[Start of Attachment]

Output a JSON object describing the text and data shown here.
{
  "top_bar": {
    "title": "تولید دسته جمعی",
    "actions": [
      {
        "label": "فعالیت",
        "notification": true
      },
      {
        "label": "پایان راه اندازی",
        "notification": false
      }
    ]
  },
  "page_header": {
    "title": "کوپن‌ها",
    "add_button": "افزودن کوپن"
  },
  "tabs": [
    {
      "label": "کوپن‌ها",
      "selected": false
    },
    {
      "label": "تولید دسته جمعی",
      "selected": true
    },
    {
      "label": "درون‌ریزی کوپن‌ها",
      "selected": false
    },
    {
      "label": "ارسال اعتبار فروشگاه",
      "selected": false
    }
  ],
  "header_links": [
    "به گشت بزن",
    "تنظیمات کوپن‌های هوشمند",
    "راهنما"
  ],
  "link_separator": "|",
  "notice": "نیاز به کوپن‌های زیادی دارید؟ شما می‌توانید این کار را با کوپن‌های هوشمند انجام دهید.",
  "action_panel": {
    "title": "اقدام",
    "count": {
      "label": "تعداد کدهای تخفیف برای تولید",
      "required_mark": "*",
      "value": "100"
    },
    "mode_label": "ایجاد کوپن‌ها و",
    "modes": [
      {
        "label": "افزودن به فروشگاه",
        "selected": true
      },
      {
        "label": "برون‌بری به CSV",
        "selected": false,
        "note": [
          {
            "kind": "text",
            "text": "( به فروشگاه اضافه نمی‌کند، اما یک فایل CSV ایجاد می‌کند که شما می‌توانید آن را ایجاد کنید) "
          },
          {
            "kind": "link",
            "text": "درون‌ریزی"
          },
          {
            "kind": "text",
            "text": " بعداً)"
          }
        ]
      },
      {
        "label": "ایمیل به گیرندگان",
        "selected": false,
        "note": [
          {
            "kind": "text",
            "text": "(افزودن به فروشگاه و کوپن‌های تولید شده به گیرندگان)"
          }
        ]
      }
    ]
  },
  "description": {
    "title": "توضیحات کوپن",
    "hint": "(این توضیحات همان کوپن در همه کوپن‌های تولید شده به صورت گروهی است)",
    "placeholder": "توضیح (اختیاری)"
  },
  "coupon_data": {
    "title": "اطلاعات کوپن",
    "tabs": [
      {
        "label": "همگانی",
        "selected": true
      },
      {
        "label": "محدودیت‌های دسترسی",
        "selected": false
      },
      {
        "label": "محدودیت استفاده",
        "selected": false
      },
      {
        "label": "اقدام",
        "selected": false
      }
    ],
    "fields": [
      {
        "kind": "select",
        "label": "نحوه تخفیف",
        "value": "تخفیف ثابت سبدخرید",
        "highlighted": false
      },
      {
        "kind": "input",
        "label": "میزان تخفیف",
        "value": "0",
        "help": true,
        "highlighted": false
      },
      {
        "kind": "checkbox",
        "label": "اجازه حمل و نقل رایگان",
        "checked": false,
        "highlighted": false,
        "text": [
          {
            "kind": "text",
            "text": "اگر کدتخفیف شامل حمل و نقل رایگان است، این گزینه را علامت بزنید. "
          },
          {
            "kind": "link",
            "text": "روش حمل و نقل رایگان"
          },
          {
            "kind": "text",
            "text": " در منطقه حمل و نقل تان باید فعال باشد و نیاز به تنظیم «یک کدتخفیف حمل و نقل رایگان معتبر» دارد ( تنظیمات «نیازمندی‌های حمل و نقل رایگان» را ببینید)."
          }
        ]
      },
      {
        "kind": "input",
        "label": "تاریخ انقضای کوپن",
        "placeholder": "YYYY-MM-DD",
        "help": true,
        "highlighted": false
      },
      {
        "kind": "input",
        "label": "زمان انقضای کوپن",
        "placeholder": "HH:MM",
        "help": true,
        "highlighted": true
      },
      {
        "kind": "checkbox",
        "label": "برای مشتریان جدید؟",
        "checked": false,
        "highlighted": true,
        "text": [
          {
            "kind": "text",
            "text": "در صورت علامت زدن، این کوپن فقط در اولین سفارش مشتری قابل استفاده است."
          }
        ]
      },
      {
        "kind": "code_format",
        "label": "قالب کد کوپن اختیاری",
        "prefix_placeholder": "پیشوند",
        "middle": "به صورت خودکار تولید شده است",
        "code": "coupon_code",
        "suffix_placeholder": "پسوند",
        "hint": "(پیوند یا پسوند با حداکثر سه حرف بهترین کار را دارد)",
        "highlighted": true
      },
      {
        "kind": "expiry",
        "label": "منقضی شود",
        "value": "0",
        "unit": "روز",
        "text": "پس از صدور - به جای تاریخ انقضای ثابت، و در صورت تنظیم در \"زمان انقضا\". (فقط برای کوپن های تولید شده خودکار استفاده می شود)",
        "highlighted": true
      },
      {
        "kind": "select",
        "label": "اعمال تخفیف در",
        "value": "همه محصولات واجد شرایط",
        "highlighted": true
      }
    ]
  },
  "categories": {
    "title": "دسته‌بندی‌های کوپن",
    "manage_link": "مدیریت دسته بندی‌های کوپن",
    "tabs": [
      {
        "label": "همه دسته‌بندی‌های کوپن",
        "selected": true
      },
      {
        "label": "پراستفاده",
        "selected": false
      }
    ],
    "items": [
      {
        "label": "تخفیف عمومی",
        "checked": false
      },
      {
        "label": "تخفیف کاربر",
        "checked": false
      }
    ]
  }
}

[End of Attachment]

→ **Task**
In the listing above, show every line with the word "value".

→ **Output for this exercise**
      "value": "100"
        "value": "تخفیف ثابت سبدخرید",
        "value": "0",
        "value": "0",
        "value": "همه محصولات واجد شرایط",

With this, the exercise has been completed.